● Records to process:
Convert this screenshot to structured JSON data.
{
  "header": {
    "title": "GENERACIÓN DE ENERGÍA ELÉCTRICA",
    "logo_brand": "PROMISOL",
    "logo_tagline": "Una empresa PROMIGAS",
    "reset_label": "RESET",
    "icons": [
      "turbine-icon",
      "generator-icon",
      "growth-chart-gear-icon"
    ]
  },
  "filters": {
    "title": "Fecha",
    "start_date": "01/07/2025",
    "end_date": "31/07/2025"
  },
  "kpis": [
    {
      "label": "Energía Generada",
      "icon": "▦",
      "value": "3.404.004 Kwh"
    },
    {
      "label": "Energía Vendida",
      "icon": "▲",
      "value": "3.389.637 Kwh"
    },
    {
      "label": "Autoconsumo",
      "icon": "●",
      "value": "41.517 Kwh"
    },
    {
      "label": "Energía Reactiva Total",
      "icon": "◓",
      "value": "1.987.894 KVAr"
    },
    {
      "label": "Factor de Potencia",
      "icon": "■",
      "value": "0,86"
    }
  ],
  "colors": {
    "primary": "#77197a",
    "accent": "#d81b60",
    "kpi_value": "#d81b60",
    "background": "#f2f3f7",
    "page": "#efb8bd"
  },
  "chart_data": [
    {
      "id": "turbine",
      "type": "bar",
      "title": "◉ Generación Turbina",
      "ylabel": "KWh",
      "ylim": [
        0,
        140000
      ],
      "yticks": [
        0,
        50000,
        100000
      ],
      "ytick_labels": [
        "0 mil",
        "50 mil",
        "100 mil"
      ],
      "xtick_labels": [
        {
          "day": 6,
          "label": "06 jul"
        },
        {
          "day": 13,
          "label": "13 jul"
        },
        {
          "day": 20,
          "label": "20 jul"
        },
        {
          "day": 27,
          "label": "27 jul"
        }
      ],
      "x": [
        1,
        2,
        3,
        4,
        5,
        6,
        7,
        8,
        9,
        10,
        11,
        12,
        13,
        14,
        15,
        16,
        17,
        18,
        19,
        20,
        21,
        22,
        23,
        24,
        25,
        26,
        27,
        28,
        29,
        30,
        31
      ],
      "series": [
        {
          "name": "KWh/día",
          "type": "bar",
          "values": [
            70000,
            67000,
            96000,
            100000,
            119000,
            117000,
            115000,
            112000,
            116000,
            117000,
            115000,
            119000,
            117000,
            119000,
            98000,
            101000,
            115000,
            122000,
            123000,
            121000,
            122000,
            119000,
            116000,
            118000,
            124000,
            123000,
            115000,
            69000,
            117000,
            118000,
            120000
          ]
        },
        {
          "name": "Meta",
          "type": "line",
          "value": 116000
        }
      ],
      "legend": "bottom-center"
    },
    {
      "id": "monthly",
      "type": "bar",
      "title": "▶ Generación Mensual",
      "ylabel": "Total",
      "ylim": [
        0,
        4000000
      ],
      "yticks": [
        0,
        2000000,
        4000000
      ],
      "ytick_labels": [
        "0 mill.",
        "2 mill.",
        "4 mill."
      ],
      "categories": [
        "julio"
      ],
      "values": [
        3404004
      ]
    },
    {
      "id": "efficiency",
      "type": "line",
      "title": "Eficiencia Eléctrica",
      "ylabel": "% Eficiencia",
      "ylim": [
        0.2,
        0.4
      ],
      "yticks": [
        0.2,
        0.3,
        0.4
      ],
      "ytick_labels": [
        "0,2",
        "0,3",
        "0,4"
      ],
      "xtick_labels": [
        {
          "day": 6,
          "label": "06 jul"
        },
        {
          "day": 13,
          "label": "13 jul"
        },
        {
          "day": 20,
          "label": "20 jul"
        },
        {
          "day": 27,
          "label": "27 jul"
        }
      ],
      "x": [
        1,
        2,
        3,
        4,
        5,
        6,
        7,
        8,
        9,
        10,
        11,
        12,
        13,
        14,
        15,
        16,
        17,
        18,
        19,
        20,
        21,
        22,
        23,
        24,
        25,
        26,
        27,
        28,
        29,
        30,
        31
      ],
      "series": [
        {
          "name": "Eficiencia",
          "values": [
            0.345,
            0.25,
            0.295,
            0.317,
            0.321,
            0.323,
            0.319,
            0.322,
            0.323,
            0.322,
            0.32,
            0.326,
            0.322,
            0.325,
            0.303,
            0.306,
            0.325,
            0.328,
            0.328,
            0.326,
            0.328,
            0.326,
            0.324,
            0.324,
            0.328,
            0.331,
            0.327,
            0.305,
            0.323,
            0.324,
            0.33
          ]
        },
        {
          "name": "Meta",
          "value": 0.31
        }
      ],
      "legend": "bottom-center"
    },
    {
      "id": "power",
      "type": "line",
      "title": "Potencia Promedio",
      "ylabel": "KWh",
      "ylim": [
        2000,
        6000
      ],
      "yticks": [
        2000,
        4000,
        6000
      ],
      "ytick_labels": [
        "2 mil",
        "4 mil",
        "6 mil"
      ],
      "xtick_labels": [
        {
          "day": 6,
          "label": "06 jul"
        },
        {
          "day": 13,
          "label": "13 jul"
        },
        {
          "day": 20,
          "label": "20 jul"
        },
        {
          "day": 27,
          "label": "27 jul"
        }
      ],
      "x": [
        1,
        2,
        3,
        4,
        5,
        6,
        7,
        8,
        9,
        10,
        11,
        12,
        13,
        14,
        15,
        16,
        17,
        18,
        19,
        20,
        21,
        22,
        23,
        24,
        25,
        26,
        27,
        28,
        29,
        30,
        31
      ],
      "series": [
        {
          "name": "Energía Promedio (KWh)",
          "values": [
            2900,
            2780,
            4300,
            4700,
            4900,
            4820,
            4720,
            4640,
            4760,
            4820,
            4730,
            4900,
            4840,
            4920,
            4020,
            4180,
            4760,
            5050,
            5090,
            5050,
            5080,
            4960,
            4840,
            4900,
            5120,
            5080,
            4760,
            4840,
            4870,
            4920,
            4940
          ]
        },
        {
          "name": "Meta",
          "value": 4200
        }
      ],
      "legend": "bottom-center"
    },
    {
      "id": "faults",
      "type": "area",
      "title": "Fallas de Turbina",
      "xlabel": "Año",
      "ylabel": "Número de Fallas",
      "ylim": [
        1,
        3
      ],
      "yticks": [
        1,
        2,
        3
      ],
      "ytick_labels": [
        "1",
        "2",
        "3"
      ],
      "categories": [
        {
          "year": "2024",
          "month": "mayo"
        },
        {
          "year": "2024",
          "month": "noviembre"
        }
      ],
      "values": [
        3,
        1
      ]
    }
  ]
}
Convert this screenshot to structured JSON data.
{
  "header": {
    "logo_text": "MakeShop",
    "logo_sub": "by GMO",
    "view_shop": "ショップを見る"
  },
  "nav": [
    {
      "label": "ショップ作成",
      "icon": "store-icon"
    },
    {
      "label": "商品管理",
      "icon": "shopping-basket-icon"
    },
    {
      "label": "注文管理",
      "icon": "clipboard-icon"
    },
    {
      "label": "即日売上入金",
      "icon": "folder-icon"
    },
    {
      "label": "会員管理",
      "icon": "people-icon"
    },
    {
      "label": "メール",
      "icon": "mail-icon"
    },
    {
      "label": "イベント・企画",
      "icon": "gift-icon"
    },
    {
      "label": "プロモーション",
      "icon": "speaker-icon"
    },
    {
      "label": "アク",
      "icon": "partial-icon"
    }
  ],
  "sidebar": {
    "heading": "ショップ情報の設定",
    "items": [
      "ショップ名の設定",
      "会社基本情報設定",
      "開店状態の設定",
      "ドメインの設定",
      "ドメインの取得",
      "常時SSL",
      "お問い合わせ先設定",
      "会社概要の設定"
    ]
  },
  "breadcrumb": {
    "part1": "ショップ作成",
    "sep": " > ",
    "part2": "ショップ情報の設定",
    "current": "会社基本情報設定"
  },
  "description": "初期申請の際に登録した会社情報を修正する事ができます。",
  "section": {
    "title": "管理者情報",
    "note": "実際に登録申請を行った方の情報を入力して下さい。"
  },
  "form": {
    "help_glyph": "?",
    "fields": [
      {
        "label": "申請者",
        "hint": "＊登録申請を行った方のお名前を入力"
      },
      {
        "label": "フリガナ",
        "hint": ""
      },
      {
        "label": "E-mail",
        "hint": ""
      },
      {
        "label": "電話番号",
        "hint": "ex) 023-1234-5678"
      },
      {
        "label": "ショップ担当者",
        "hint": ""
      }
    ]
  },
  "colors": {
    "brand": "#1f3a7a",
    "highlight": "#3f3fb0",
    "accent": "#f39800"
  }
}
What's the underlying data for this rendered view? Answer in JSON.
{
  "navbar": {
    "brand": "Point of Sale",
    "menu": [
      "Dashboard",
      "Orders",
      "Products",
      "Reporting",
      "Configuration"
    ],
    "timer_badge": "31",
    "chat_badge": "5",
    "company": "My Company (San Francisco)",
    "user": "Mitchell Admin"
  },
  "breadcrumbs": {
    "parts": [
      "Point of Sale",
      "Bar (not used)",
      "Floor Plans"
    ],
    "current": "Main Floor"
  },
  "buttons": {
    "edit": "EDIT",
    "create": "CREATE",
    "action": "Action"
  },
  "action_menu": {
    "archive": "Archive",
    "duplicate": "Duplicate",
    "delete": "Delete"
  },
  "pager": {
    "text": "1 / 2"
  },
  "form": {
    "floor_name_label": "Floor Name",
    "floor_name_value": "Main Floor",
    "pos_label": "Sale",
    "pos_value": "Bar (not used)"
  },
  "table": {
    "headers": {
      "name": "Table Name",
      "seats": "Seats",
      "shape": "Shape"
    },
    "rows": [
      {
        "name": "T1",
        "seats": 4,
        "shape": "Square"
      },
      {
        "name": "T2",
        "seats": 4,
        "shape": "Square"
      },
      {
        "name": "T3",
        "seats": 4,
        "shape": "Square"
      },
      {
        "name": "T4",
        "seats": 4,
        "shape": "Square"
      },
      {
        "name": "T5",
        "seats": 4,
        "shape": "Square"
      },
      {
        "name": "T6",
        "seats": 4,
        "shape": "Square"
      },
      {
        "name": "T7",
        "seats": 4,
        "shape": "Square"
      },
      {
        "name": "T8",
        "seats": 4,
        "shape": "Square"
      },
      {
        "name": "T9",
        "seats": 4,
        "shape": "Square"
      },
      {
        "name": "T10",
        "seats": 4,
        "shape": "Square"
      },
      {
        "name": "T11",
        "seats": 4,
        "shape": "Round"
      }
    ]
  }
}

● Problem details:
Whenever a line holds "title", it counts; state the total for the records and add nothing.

● Response area:
8